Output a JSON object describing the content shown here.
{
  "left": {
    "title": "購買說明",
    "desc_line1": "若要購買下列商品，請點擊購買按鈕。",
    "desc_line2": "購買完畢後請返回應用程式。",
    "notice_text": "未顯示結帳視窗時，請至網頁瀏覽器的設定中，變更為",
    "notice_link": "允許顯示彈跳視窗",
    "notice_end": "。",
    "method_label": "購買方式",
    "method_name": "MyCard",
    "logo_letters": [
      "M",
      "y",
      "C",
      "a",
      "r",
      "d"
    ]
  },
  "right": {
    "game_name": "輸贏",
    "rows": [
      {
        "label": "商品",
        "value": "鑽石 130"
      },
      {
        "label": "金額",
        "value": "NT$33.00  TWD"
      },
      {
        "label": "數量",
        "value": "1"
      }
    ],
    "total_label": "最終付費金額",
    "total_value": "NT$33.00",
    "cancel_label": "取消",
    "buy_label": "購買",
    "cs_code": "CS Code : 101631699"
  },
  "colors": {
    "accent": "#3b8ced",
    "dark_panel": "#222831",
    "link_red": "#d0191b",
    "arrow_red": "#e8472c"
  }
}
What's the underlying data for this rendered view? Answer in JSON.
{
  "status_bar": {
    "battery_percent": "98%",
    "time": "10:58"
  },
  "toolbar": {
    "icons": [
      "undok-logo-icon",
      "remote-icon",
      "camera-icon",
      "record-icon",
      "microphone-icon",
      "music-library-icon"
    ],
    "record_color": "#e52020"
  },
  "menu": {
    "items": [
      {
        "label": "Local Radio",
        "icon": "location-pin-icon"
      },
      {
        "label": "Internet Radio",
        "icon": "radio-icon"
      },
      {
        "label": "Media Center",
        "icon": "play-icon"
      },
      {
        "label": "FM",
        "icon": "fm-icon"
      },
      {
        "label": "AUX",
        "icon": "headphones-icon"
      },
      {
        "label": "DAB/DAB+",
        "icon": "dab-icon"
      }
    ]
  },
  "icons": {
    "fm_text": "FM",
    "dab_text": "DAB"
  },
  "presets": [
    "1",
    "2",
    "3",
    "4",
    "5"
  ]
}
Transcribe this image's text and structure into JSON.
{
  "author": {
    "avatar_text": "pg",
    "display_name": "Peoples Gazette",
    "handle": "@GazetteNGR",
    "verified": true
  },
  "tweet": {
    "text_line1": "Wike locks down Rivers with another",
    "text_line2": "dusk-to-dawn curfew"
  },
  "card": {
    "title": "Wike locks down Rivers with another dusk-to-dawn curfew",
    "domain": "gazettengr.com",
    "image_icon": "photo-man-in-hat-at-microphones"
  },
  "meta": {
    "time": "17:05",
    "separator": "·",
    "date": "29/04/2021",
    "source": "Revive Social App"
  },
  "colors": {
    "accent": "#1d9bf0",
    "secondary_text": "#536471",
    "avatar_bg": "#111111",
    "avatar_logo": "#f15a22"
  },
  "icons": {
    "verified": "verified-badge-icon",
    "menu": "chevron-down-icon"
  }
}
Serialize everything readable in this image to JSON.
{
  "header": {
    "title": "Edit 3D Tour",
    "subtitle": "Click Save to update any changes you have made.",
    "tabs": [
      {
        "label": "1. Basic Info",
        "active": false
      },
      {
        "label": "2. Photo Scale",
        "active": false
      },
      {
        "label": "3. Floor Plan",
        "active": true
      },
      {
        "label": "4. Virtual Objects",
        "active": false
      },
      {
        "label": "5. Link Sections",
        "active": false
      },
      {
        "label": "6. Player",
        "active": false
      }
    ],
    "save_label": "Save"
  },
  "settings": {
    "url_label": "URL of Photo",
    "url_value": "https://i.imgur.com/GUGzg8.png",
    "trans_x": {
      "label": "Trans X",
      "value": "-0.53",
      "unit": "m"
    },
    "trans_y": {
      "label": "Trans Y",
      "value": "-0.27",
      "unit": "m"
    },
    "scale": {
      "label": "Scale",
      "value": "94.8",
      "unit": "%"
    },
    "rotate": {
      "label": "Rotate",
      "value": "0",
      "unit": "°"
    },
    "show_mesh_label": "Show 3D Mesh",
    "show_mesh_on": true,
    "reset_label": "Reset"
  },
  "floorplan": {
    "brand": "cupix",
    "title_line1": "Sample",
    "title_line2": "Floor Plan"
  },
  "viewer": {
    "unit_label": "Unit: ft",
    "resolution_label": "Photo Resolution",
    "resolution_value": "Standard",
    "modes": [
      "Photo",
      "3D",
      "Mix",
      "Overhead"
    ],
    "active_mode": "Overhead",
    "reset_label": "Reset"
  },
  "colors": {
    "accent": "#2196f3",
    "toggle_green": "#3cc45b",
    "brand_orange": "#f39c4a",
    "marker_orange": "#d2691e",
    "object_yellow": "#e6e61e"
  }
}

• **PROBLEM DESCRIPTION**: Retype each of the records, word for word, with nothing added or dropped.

• **THE ANSWER**:
Output a JSON object describing the content shown here.
{
  "left": {
    "title": "購買說明",
    "desc_line1": "若要購買下列商品，請點擊購買按鈕。",
    "desc_line2": "購買完畢後請返回應用程式。",
    "notice_text": "未顯示結帳視窗時，請至網頁瀏覽器的設定中，變更為",
    "notice_link": "允許顯示彈跳視窗",
    "notice_end": "。",
    "method_label": "購買方式",
    "method_name": "MyCard",
    "logo_letters": [
      "M",
      "y",
      "C",
      "a",
      "r",
      "d"
    ]
  },
  "right": {
    "game_name": "輸贏",
    "rows": [
      {
        "label": "商品",
        "value": "鑽石 130"
      },
      {
        "label": "金額",
        "value": "NT$33.00  TWD"
      },
      {
        "label": "數量",
        "value": "1"
      }
    ],
    "total_label": "最終付費金額",
    "total_value": "NT$33.00",
    "cancel_label": "取消",
    "buy_label": "購買",
    "cs_code": "CS Code : 101631699"
  },
  "colors": {
    "accent": "#3b8ced",
    "dark_panel": "#222831",
    "link_red": "#d0191b",
    "arrow_red": "#e8472c"
  }
}
What's the underlying data for this rendered view? Answer in JSON.
{
  "status_bar": {
    "battery_percent": "98%",
    "time": "10:58"
  },
  "toolbar": {
    "icons": [
      "undok-logo-icon",
      "remote-icon",
      "camera-icon",
      "record-icon",
      "microphone-icon",
      "music-library-icon"
    ],
    "record_color": "#e52020"
  },
  "menu": {
    "items": [
      {
        "label": "Local Radio",
        "icon": "location-pin-icon"
      },
      {
        "label": "Internet Radio",
        "icon": "radio-icon"
      },
      {
        "label": "Media Center",
        "icon": "play-icon"
      },
      {
        "label": "FM",
        "icon": "fm-icon"
      },
      {
        "label": "AUX",
        "icon": "headphones-icon"
      },
      {
        "label": "DAB/DAB+",
        "icon": "dab-icon"
      }
    ]
  },
  "icons": {
    "fm_text": "FM",
    "dab_text": "DAB"
  },
  "presets": [
    "1",
    "2",
    "3",
    "4",
    "5"
  ]
}
Transcribe this image's text and structure into JSON.
{
  "author": {
    "avatar_text": "pg",
    "display_name": "Peoples Gazette",
    "handle": "@GazetteNGR",
    "verified": true
  },
  "tweet": {
    "text_line1": "Wike locks down Rivers with another",
    "text_line2": "dusk-to-dawn curfew"
  },
  "card": {
    "title": "Wike locks down Rivers with another dusk-to-dawn curfew",
    "domain": "gazettengr.com",
    "image_icon": "photo-man-in-hat-at-microphones"
  },
  "meta": {
    "time": "17:05",
    "separator": "·",
    "date": "29/04/2021",
    "source": "Revive Social App"
  },
  "colors": {
    "accent": "#1d9bf0",
    "secondary_text": "#536471",
    "avatar_bg": "#111111",
    "avatar_logo": "#f15a22"
  },
  "icons": {
    "verified": "verified-badge-icon",
    "menu": "chevron-down-icon"
  }
}
Serialize everything readable in this image to JSON.
{
  "header": {
    "title": "Edit 3D Tour",
    "subtitle": "Click Save to update any changes you have made.",
    "tabs": [
      {
        "label": "1. Basic Info",
        "active": false
      },
      {
        "label": "2. Photo Scale",
        "active": false
      },
      {
        "label": "3. Floor Plan",
        "active": true
      },
      {
        "label": "4. Virtual Objects",
        "active": false
      },
      {
        "label": "5. Link Sections",
        "active": false
      },
      {
        "label": "6. Player",
        "active": false
      }
    ],
    "save_label": "Save"
  },
  "settings": {
    "url_label": "URL of Photo",
    "url_value": "https://i.imgur.com/GUGzg8.png",
    "trans_x": {
      "label": "Trans X",
      "value": "-0.53",
      "unit": "m"
    },
    "trans_y": {
      "label": "Trans Y",
      "value": "-0.27",
      "unit": "m"
    },
    "scale": {
      "label": "Scale",
      "value": "94.8",
      "unit": "%"
    },
    "rotate": {
      "label": "Rotate",
      "value": "0",
      "unit": "°"
    },
    "show_mesh_label": "Show 3D Mesh",
    "show_mesh_on": true,
    "reset_label": "Reset"
  },
  "floorplan": {
    "brand": "cupix",
    "title_line1": "Sample",
    "title_line2": "Floor Plan"
  },
  "viewer": {
    "unit_label": "Unit: ft",
    "resolution_label": "Photo Resolution",
    "resolution_value": "Standard",
    "modes": [
      "Photo",
      "3D",
      "Mix",
      "Overhead"
    ],
    "active_mode": "Overhead",
    "reset_label": "Reset"
  },
  "colors": {
    "accent": "#2196f3",
    "toggle_green": "#3cc45b",
    "brand_orange": "#f39c4a",
    "marker_orange": "#d2691e",
    "object_yellow": "#e6e61e"
  }
}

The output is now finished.